This precious survey shows how Pollock tried his hand at different kinds of printmaking, sporadically, presumably motivated by mentors like Thomas Hart Benton, and by the opportunity, never realized, to increase his income. My few remarks concern the etchings.

Pollock did not attempt intaglio printmaking (scratching lines into metal) until the autumn of 1944, encouraged by his longtime comrade Reuben Kadish to utilize the famous Atelier 17, displaced by the War from Paris to the New School in Greenwich Village. Having worked with many of Pollock's favorite artists in Paris, including Wassily Kandinsky, Joan Miró and Pablo Picasso, Stanley William Hayter, the impresario of Atelier 17 now welcomed fellow refugees, like André Masson, Marc Chagall and Yves Tanguy. Although Pollock's intaglio prints took inspiration from the graphic automatism of Joan Miró etchings published by Pierre Matisse Gallery in the late 1930s, his decision to try intaglio was likely instigated by the exhibition devoted to Atelier 17 at the Museum of Modern Art from June to October 1944. In 1945 Hayter moved his operation to 46 E. 8th St., across the street from the apartment shared by Pollock and Lee Krasner.

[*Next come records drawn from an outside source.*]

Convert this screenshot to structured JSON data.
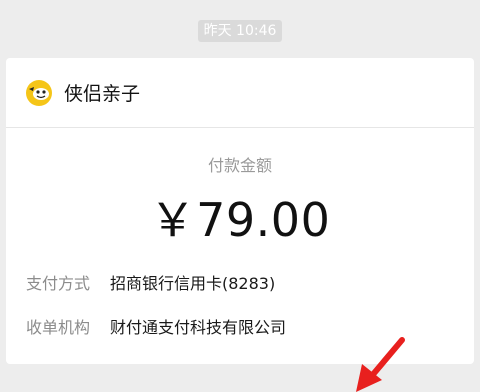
{
  "timestamp": "昨天 10:46",
  "merchant": {
    "name": "侠侣亲子",
    "logo_icon": "smiley-mascot-icon"
  },
  "payment": {
    "amount_label": "付款金额",
    "amount": "￥79.00"
  },
  "details": [
    {
      "label": "支付方式",
      "value": "招商银行信用卡(8283)"
    },
    {
      "label": "收单机构",
      "value": "财付通支付科技有限公司"
    }
  ],
  "colors": {
    "background": "#ededed",
    "card": "#ffffff",
    "arrow": "#e8201e",
    "logo": "#f5c518"
  }
}
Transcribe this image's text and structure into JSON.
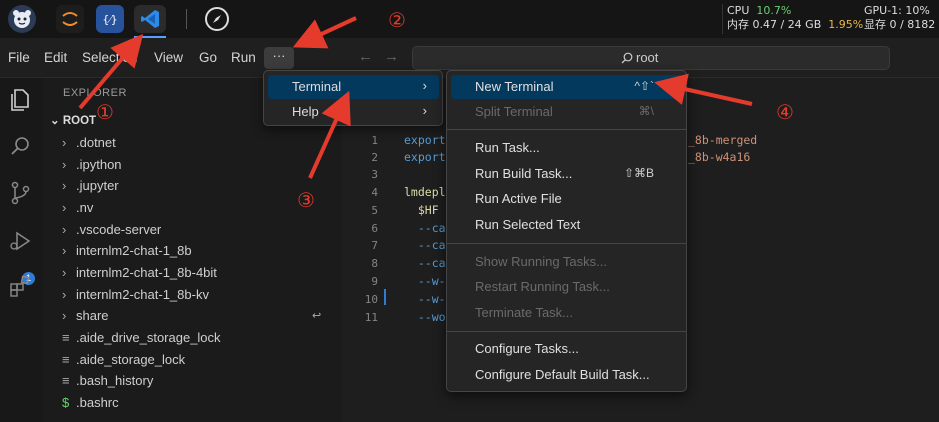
{
  "dock": {
    "code_icon_text": "{⁄}",
    "stats": {
      "cpu_label": "CPU",
      "cpu_value": "10.7%",
      "mem_label": "内存 0.47 / 24 GB",
      "mem_value": "1.95%",
      "gpu_label": "GPU-1: 10%",
      "vram_label": "显存 0 / 8182"
    }
  },
  "menubar": {
    "items": [
      "File",
      "Edit",
      "Selection",
      "View",
      "Go",
      "Run"
    ],
    "more": "···",
    "search": "root"
  },
  "activity": {
    "scm_badge": "1"
  },
  "explorer": {
    "title": "EXPLORER",
    "root": "ROOT",
    "items": [
      {
        "icon": "›",
        "name": ".dotnet"
      },
      {
        "icon": "›",
        "name": ".ipython"
      },
      {
        "icon": "›",
        "name": ".jupyter"
      },
      {
        "icon": "›",
        "name": ".nv"
      },
      {
        "icon": "›",
        "name": ".vscode-server"
      },
      {
        "icon": "›",
        "name": "internlm2-chat-1_8b"
      },
      {
        "icon": "›",
        "name": "internlm2-chat-1_8b-4bit"
      },
      {
        "icon": "›",
        "name": "internlm2-chat-1_8b-kv"
      },
      {
        "icon": "›",
        "name": "share"
      },
      {
        "icon": "≡",
        "name": ".aide_drive_storage_lock"
      },
      {
        "icon": "≡",
        "name": ".aide_storage_lock"
      },
      {
        "icon": "≡",
        "name": ".bash_history"
      },
      {
        "icon": "$",
        "name": ".bashrc"
      }
    ],
    "share_indicator": "↩"
  },
  "editor": {
    "lines": [
      {
        "no": "1",
        "code": "export",
        "tail": "_8b-merged"
      },
      {
        "no": "2",
        "code": "export",
        "tail": "_8b-w4a16"
      },
      {
        "no": "3",
        "code": "",
        "tail": ""
      },
      {
        "no": "4",
        "code": "lmdepl",
        "tail": ""
      },
      {
        "no": "5",
        "code": "  $HF",
        "tail": ""
      },
      {
        "no": "6",
        "code": "  --ca",
        "tail": ""
      },
      {
        "no": "7",
        "code": "  --ca",
        "tail": ""
      },
      {
        "no": "8",
        "code": "  --ca",
        "tail": ""
      },
      {
        "no": "9",
        "code": "  --w-",
        "tail": ""
      },
      {
        "no": "10",
        "code": "  --w-",
        "tail": ""
      },
      {
        "no": "11",
        "code": "  --wo",
        "tail": ""
      }
    ]
  },
  "more_menu": {
    "items": [
      {
        "label": "Terminal",
        "arrow": "›"
      },
      {
        "label": "Help",
        "arrow": "›"
      }
    ]
  },
  "terminal_menu": {
    "groups": [
      [
        {
          "label": "New Terminal",
          "key": "^⇧`",
          "disabled": false
        },
        {
          "label": "Split Terminal",
          "key": "⌘\\",
          "disabled": true
        }
      ],
      [
        {
          "label": "Run Task...",
          "key": "",
          "disabled": false
        },
        {
          "label": "Run Build Task...",
          "key": "⇧⌘B",
          "disabled": false
        },
        {
          "label": "Run Active File",
          "key": "",
          "disabled": false
        },
        {
          "label": "Run Selected Text",
          "key": "",
          "disabled": false
        }
      ],
      [
        {
          "label": "Show Running Tasks...",
          "key": "",
          "disabled": true
        },
        {
          "label": "Restart Running Task...",
          "key": "",
          "disabled": true
        },
        {
          "label": "Terminate Task...",
          "key": "",
          "disabled": true
        }
      ],
      [
        {
          "label": "Configure Tasks...",
          "key": "",
          "disabled": false
        },
        {
          "label": "Configure Default Build Task...",
          "key": "",
          "disabled": false
        }
      ]
    ]
  },
  "annotations": [
    "①",
    "②",
    "③",
    "④"
  ],
  "colors": {
    "accent": "#04395e",
    "arrow": "#e53b2c",
    "badge": "#2f7bd8"
  }
}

Pollock's life was too busy in late 1944 and 1945 for sustained printmaking: he had to prepare for his second solo show at Peggy Guggenheim's Art of This Century gallery, which helped build his confidence to marry Krasner in October 1945 and then in November to re-locate permanently from Manhattan to Long Island. There he began to paint on the floor the way a printmaker works on images, from above. The few fruits of Pollock's introduction to intaglio were a handful of trial proofs pulled from roughly a dozen plates. Some are utterly simple, stressing an unschooled grasp of representation in sympathy with prehistoric art, children's art, or graffiti. Images of slithering snakes appear throughout his work, as do snaking lines that refuse to take shape as anything other than themselves. But the majority of Pollock's etchings are brashly overworked, pulsing throughout with impetuously etched lines and shadows that simultaneously indicate and obliterate interacting nude figures, their disjointed, ideographic body parts similar in graphic vocabulary to the bizarre vestiges of figures in Pollock's paintings, watercolors and drawings from these same years. De Kooning's paintings from the early 1940s share the sense of grotesquely distorted figures in flux with an occasional glimpse of something familiar in the chaos, like a matchbook, or in one of Pollock's largest horizontal etchings a fork on the ground.

Pollock worked up a few of his ambitious trial proofs as gifts for friends, adding washes and accents with watercolor and gouache to the inky visual excitement of the underlying print images. But he never exhibited or published any of his intaglio prints. It was Lee Krasner in 1967 who saw to that, publishing editions printed by Emiliano Sorini from seven plates. She realized these grotesquely lyrical images made in reverse supplement Pollock's works. No matter what the medium he used for self-expression in 1944 and 1945 Pollock increasingly began to treat line and texture per se as pure graphic energy.

(Charles Stuckey, June 2017)